The rise of the new age leader: creative, collaborative and willing to learn
There was a time when the most lucrative and powerful leadership positions were more often than not given to the most experienced members of the company. Even for those with great ideas and a natural gift for forward thinking, responsibility was earned through years of experience and alignment with the organisation’s culture.
However, according to our Ochre House White Paper, developed in collaboration with the Chinese University of Hong Kong, the popular view of leadership is in transition due to the current volatility and instability of the staffing market which is forcing companies to consider a fresher approach. One that is open to new ideas, recognising waste as an essential part of the process and valuing inductive rather than reductive thinking.
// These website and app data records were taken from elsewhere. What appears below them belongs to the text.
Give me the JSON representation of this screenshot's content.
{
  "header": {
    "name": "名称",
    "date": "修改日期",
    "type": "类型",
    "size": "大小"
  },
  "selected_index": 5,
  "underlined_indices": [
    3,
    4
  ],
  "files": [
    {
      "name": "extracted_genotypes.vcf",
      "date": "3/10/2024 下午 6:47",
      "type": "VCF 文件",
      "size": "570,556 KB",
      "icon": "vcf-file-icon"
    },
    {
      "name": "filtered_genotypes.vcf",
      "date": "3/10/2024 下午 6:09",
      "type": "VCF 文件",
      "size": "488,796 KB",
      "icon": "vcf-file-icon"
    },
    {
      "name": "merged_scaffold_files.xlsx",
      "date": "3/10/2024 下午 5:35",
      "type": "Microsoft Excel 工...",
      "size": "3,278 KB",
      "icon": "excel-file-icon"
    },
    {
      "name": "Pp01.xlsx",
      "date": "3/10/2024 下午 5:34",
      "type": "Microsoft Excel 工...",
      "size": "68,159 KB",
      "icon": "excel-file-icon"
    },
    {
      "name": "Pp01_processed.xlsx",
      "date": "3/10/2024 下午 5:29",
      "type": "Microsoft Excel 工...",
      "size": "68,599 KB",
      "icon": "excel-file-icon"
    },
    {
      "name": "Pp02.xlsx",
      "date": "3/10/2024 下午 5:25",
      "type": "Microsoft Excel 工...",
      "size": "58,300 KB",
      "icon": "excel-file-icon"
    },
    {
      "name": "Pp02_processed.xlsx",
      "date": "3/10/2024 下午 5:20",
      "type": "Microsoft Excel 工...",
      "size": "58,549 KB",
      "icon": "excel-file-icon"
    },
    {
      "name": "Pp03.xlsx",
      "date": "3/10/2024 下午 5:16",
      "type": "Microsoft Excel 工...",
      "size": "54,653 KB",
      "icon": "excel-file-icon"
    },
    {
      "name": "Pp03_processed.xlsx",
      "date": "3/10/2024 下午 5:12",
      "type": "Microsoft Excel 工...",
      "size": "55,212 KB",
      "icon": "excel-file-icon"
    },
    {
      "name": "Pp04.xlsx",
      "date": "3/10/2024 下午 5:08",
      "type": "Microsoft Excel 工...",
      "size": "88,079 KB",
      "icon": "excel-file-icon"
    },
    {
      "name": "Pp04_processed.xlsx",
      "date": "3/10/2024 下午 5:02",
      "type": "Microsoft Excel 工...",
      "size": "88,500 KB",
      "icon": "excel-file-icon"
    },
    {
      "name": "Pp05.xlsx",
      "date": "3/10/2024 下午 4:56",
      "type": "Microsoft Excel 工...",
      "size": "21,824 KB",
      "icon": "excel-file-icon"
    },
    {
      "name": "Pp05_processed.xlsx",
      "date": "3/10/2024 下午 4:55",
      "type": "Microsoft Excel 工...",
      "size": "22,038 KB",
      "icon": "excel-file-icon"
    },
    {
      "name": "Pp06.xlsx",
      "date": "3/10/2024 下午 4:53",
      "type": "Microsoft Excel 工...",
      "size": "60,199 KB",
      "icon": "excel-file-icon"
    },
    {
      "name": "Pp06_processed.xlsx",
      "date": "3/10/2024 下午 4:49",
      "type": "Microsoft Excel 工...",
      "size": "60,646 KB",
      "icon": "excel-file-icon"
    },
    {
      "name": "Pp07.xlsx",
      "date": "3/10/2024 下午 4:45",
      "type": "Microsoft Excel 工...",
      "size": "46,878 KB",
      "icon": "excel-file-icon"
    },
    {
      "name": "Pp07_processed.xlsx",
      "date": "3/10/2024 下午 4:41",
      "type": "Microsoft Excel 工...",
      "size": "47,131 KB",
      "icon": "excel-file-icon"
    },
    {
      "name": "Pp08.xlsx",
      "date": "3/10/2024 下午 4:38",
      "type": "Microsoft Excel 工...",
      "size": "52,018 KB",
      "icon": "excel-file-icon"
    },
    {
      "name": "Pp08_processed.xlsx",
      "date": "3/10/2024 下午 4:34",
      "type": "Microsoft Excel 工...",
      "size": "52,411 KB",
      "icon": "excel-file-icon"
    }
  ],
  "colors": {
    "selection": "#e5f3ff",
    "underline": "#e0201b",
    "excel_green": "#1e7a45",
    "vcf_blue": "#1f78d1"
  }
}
This current period of uncertainty could prove an exciting time for emerging talent with ambitions to become leaders and managers. As the value of knowing the tried and tested ways of a company decreases, employees are less likely to be held back by lack of experience. Knowledge of the market may have been vital in the past, but now it can only go so far in an unpredictable environment.
Instead, human resources professionals must now find leaders with the intellectual capacity to understand seemingly random market dynamics, spot patterns and make decisions on how to position the firm for the future. Most importantly, they need to reflect on their intellectual knowledge and unlearn what is no longer relevant for the future. This will give the emerging generation an opportunity to thrive as businesses take more risks.
The days of the all-powerful boss making every decision appear to be numbered. Organisations are discovering that this is an important time to recognise leadership, not as an authoritarian approach to direction setting, but as a collaborative and coaching orientated activity designed to facilitate insight and learning from others. This new form of knowledge sharing will be highly beneficial to those with a lot of ability but perhaps low in experience.
So what does this mean for resourcing teams?
Instead of sourcing experienced managers, companies are now expected to engage with leaders with great learning capacity and the boldness to try new ideas. They need a pool of good communicators who can bring together employees rather than ruling with an iron fist. But, most importantly, companies need leaders who can base judgements not on what has happened in the past, but what will happen in the future.